German Finance Minister Wolfgang Schäuble has expressed serious doubts that the row over Greece's debts will be resolved on Monday when eurozone finance chiefs meet in Brussels.
"After what I've heard … I am very skeptical," Schäuble told German state radio Deutschlandfunk on Monday morning as the Eurogroup finance ministers prepared to meet later in the day.
The German finance minister also accused the new Greek government of acting "pretty irresponsibly," though he underlined that he did not want Greece out of the single currency.
"We don't want that," he said, adding that Greece needed to do what it could to meet its own requirements. "The problem is that Greece has lived beyond its means for a long time and nobody wants to give Greece money anymore without guarantees."
Schäuble also said negotiations with his Greek counterpart Yanis Varoufakis were not about reaching a "compromise for compromise's sake," but about helping Greece become competitive once again without external help.
"They were on the right path, up until the new government said they didn't want to do all that," Schäuble complained. "Instead it has been insulting those who have helped Greece in the past few years."
Schäuble also said he had no time for Greece's calls for a European-wide social welfare program whose costs should be shared by all members.
"No, that's a waste of time," he said. "In the long term, you can't keep on working on the assumption that others will always pay more."
Greece has been offered similar words of warning from other European governments. In an interview with German broadcaster ZDF, Austria's Finance Minister Hans Jörg Schelling said the new Greek government still appeared to be in "election mode not working mode."
But Britain's Prime Minister David Cameron urged the Eurogroup ministers to find a solution this week.
"What is required between Greece and the eurozone is not a stand-off, but a solution," Cameron said last week - a sentiment echoed by German Chancellor Angela Merkel.
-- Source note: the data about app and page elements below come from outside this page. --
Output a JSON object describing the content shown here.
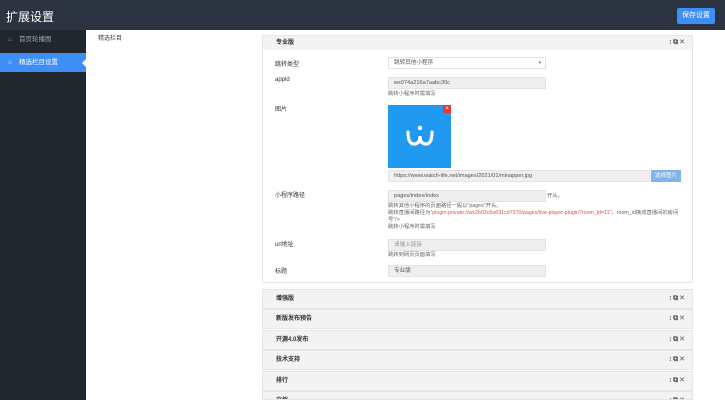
{
  "header": {
    "title": "扩展设置",
    "save_label": "保存设置"
  },
  "sidebar": {
    "items": [
      {
        "label": "首页轮播图",
        "icon": "home-icon",
        "active": false
      },
      {
        "label": "精选栏目设置",
        "icon": "home-icon",
        "active": true
      }
    ]
  },
  "breadcrumb": "精选栏目",
  "main_panel": {
    "title": "专业版",
    "tools": "↕⧉✕",
    "fields": {
      "jump_type": {
        "label": "跳转类型",
        "value": "跳转其他小程序"
      },
      "appid": {
        "label": "appid",
        "value": "wx074a216a7aabc30c",
        "hint": "跳转小程序时需填写"
      },
      "image": {
        "label": "图片",
        "url": "https://www.watch-life.net/images/2021/01/minapper.jpg",
        "button": "选择图片",
        "close": "×"
      },
      "mp_path": {
        "label": "小程序路径",
        "value": "pages/index/index",
        "suffix": "开头。",
        "hint1": "跳转其他小程序的页面路径一般以\"pages\"开头。",
        "hint2_prefix": "跳转直播间路径为",
        "hint2_red": "\"plugin-private://wx2b03c6e691cd7370/pages/live-player-plugin?room_id=11\"",
        "hint2_suffix": "，room_id换成直播间的房间",
        "hint3": "号\"/>",
        "hint4": "跳转小程序时需填写"
      },
      "url": {
        "label": "url地址",
        "placeholder": "请输入链接",
        "hint": "跳转到网页页面填写"
      },
      "title": {
        "label": "标题",
        "value": "专业版"
      }
    }
  },
  "sub_panels": [
    {
      "title": "增强版",
      "tools": "↕⧉✕"
    },
    {
      "title": "新版发布预告",
      "tools": "↕⧉✕"
    },
    {
      "title": "开源4.0发布",
      "tools": "↕⧉✕"
    },
    {
      "title": "技术支持",
      "tools": "↕⧉✕"
    },
    {
      "title": "排行",
      "tools": "↕⧉✕"
    },
    {
      "title": "文档",
      "tools": "↕⧉✕"
    }
  ],
  "colors": {
    "header": "#2b3440",
    "sidebar": "#22272e",
    "accent": "#3e8ef7",
    "thumb": "#1f9af0"
  }
}
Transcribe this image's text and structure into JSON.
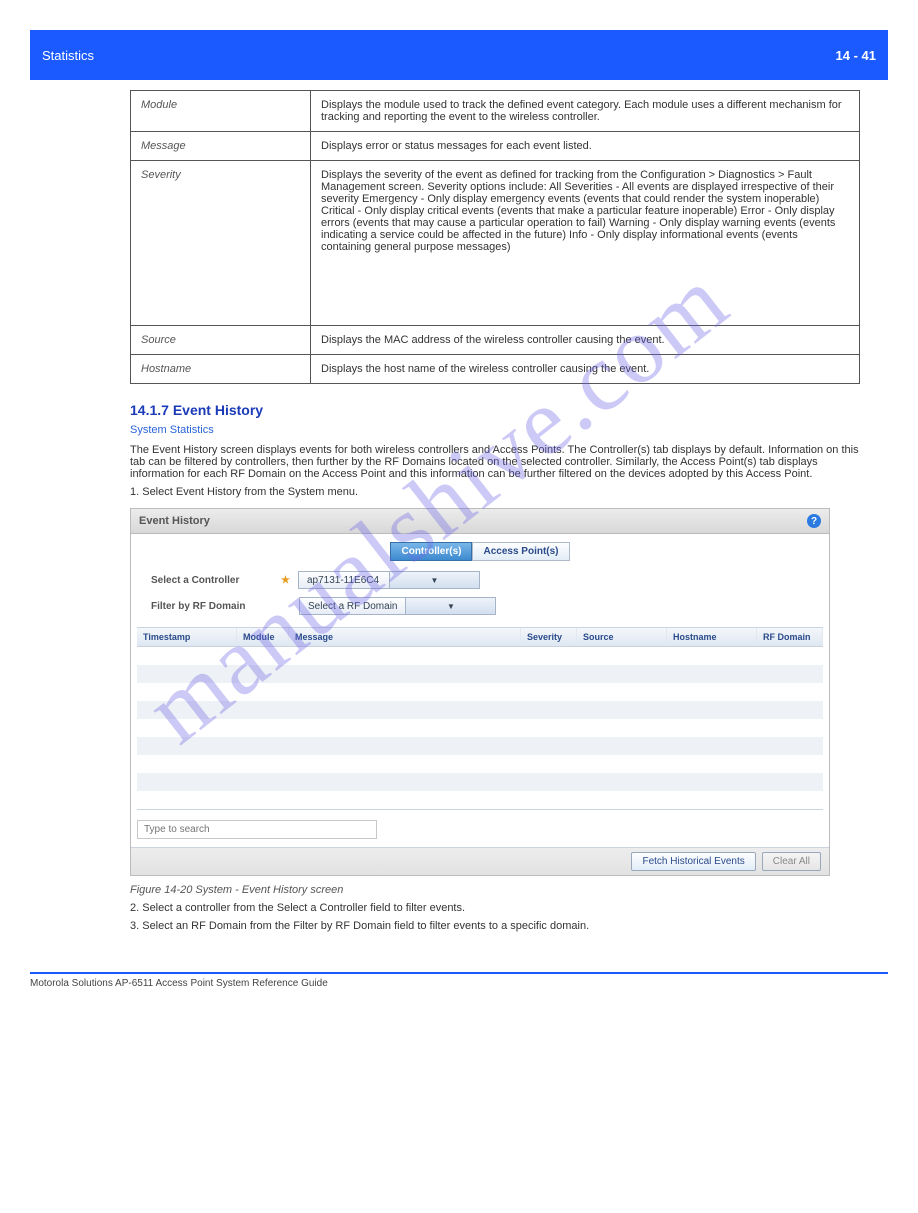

The Eurogroup's finance ministers will meet on Monday to try to find a way out of the impasse over Greece's spiraling debts, which have increased since the "troika" of the International Monetary Fund, the European Central Bank and the European Commission imposed an austerity program on the country.
But time is running out. Analysts fear Athens could run out of money within weeks if the financial taps are turned off.
A first attempt by the eurozone to strike a new deal with Varoufakis late last Wednesday was fruitless, with the two sides failing even to agree on steps to take before their next negotiating attempt on Monday.
bk/cjc (Reuters, dpa)